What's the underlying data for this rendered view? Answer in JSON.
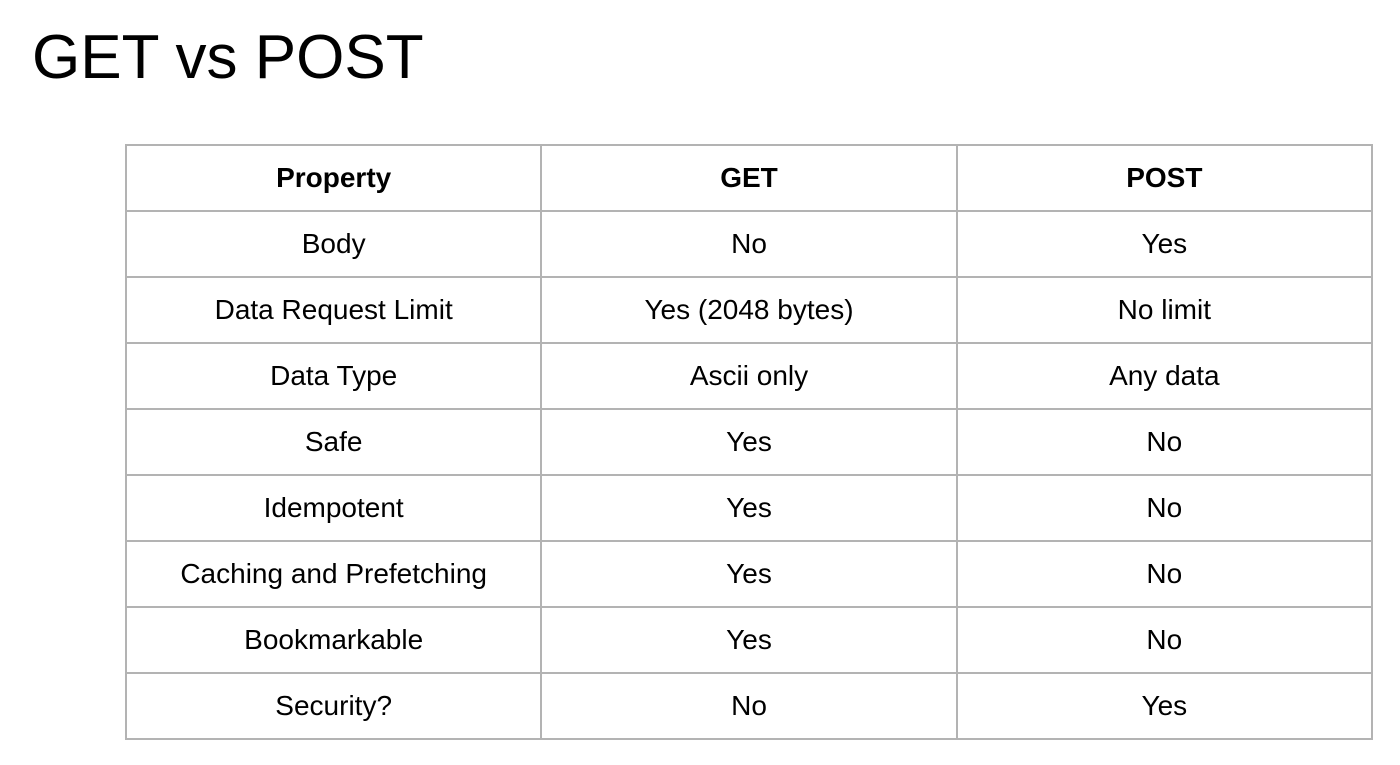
{
  "slide": {
    "title": "GET vs POST"
  },
  "table": {
    "headers": [
      "Property",
      "GET",
      "POST"
    ],
    "rows": [
      [
        "Body",
        "No",
        "Yes"
      ],
      [
        "Data Request Limit",
        "Yes (2048 bytes)",
        "No limit"
      ],
      [
        "Data Type",
        "Ascii only",
        "Any data"
      ],
      [
        "Safe",
        "Yes",
        "No"
      ],
      [
        "Idempotent",
        "Yes",
        "No"
      ],
      [
        "Caching and Prefetching",
        "Yes",
        "No"
      ],
      [
        "Bookmarkable",
        "Yes",
        "No"
      ],
      [
        "Security?",
        "No",
        "Yes"
      ]
    ]
  }
}
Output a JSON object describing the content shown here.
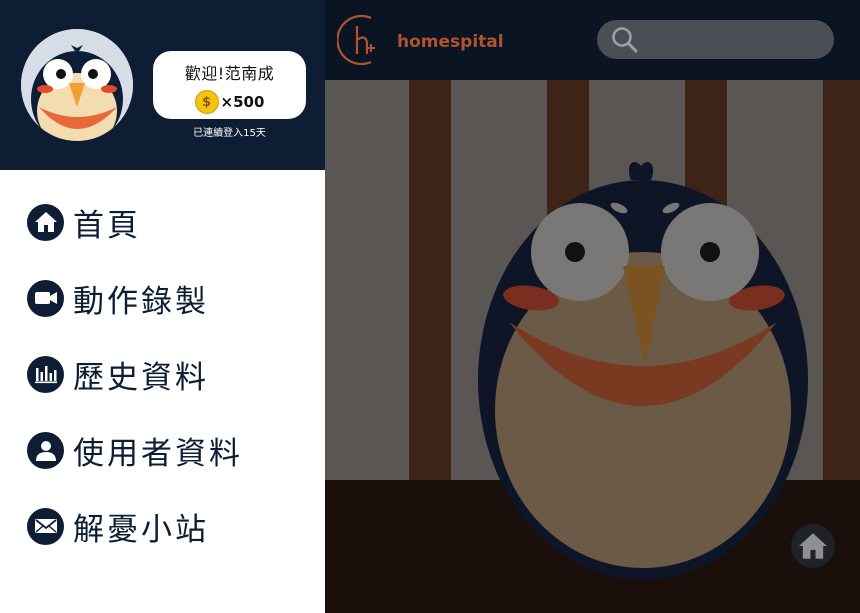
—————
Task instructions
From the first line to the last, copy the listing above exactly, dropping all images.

Response
What's the underlying data for this rendered view? Answer in JSON.
{
  "slide": {
    "title": "GET vs POST"
  },
  "table": {
    "headers": [
      "Property",
      "GET",
      "POST"
    ],
    "rows": [
      [
        "Body",
        "No",
        "Yes"
      ],
      [
        "Data Request Limit",
        "Yes (2048 bytes)",
        "No limit"
      ],
      [
        "Data Type",
        "Ascii only",
        "Any data"
      ],
      [
        "Safe",
        "Yes",
        "No"
      ],
      [
        "Idempotent",
        "Yes",
        "No"
      ],
      [
        "Caching and Prefetching",
        "Yes",
        "No"
      ],
      [
        "Bookmarkable",
        "Yes",
        "No"
      ],
      [
        "Security?",
        "No",
        "Yes"
      ]
    ]
  }
}
Output a JSON object describing the content shown here.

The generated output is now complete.